** Opening DATA LISTING block **

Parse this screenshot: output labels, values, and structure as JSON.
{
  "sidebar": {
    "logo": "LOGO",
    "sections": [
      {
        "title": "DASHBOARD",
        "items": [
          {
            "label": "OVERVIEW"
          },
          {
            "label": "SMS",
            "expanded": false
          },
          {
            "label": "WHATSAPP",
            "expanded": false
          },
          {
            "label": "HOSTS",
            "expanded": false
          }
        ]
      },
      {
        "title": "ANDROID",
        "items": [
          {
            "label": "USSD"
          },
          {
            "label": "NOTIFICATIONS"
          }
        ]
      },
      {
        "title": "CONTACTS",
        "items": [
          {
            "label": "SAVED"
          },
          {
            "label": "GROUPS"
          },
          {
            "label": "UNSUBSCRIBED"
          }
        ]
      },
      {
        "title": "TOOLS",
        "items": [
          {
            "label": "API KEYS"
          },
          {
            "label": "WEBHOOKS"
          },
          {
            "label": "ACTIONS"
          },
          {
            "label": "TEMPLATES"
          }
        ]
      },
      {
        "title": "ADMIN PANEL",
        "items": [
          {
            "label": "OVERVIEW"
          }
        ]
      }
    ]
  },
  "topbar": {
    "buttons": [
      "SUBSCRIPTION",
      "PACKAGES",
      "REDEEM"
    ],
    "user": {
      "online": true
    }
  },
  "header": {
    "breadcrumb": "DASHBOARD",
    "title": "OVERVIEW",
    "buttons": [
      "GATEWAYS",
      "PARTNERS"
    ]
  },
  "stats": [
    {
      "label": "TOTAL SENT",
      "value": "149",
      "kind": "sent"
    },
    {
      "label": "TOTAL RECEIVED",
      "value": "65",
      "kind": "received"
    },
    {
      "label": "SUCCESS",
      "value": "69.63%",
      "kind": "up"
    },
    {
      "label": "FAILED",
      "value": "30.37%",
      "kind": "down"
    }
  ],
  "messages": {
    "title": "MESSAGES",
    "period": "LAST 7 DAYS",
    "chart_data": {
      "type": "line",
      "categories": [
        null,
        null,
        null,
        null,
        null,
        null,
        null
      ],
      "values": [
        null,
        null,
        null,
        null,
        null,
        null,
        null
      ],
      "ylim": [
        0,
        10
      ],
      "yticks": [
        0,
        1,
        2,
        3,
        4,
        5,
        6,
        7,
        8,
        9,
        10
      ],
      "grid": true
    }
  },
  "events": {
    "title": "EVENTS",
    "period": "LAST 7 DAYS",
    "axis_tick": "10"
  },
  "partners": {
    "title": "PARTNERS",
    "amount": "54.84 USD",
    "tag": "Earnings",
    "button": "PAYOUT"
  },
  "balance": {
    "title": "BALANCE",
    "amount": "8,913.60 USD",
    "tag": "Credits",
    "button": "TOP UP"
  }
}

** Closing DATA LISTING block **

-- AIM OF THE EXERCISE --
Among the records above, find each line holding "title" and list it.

-- WRITTEN ANSWER --
        "title": "DASHBOARD",
        "title": "ANDROID",
        "title": "CONTACTS",
        "title": "TOOLS",
        "title": "ADMIN PANEL",
    "title": "OVERVIEW",
    "title": "MESSAGES",
    "title": "EVENTS",
    "title": "PARTNERS",
    "title": "BALANCE",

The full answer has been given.